ACTION ITEM: Scan the lines below; pull out those with "title".

SOURCE DATA:
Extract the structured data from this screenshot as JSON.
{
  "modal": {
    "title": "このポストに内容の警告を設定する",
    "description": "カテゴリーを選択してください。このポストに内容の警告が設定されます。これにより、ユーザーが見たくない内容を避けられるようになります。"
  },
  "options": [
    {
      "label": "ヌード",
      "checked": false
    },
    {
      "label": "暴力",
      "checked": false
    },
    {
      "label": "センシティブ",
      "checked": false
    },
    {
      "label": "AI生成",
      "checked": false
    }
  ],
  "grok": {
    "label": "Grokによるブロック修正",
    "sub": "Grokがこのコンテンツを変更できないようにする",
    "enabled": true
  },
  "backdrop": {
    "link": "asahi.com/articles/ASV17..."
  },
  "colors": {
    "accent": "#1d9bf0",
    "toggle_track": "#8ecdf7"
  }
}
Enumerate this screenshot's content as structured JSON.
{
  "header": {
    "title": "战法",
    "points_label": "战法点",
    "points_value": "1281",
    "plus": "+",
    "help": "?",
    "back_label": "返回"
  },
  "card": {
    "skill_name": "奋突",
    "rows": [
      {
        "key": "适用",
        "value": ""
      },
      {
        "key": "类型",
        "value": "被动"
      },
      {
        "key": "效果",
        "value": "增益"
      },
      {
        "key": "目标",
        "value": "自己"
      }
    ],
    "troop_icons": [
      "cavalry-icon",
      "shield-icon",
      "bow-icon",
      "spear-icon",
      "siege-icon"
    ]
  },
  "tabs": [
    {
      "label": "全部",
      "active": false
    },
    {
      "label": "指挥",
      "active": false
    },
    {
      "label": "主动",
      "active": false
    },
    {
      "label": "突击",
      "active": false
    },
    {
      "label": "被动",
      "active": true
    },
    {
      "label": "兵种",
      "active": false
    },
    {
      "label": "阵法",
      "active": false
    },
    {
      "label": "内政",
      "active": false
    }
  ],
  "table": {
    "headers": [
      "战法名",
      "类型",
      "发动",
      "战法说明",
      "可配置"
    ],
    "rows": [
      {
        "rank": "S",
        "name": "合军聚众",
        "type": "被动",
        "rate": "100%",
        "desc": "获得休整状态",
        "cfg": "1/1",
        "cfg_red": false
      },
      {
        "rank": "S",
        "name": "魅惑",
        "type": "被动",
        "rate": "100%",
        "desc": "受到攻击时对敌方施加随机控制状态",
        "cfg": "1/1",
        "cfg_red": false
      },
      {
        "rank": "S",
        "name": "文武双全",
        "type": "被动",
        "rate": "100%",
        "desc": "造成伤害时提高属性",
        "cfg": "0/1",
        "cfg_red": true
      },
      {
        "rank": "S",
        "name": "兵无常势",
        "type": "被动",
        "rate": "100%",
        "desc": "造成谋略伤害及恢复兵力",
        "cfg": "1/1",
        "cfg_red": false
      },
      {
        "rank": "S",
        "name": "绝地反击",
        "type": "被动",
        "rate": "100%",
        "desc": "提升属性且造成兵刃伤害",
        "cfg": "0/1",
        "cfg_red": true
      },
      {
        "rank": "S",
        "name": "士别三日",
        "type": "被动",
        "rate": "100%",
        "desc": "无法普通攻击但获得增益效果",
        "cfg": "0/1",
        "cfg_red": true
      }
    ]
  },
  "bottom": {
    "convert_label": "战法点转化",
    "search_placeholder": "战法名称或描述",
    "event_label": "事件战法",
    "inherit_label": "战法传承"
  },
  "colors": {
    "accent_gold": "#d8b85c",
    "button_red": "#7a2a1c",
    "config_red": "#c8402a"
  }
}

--

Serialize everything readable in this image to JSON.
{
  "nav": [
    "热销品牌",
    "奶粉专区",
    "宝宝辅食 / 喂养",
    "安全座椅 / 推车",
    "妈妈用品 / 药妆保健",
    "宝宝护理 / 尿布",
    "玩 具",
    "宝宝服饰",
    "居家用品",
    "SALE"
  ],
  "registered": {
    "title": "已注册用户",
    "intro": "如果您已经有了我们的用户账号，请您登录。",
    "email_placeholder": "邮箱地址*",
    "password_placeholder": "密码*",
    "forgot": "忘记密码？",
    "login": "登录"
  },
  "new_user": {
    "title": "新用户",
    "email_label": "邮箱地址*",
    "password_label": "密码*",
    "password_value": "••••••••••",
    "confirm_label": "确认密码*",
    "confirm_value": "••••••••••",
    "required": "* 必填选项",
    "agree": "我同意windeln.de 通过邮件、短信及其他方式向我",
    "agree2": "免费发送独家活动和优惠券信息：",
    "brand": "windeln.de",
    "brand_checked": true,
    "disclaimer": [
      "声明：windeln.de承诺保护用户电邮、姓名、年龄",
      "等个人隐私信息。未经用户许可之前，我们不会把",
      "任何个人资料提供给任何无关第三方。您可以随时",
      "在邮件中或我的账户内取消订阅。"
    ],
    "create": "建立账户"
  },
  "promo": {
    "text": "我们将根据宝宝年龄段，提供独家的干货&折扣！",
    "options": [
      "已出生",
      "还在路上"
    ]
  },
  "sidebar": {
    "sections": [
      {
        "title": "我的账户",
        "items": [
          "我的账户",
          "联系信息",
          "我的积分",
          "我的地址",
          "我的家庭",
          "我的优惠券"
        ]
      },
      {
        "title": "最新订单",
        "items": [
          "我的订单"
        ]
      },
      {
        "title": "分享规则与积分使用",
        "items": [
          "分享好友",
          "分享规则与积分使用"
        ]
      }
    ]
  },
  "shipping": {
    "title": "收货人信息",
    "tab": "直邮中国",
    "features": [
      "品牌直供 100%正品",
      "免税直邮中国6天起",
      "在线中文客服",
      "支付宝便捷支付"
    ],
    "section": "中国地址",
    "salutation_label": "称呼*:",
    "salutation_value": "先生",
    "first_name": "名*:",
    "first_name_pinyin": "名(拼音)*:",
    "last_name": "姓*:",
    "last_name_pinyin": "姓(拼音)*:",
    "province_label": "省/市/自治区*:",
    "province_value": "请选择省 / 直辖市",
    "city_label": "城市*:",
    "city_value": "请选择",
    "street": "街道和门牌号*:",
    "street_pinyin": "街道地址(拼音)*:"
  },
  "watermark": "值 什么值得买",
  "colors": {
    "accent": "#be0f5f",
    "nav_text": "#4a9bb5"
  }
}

TASK RESULT:
    "title": "このポストに内容の警告を設定する",
    "title": "战法",
    "title": "已注册用户",
    "title": "新用户",
        "title": "我的账户",
        "title": "最新订单",
        "title": "分享规则与积分使用",
    "title": "收货人信息",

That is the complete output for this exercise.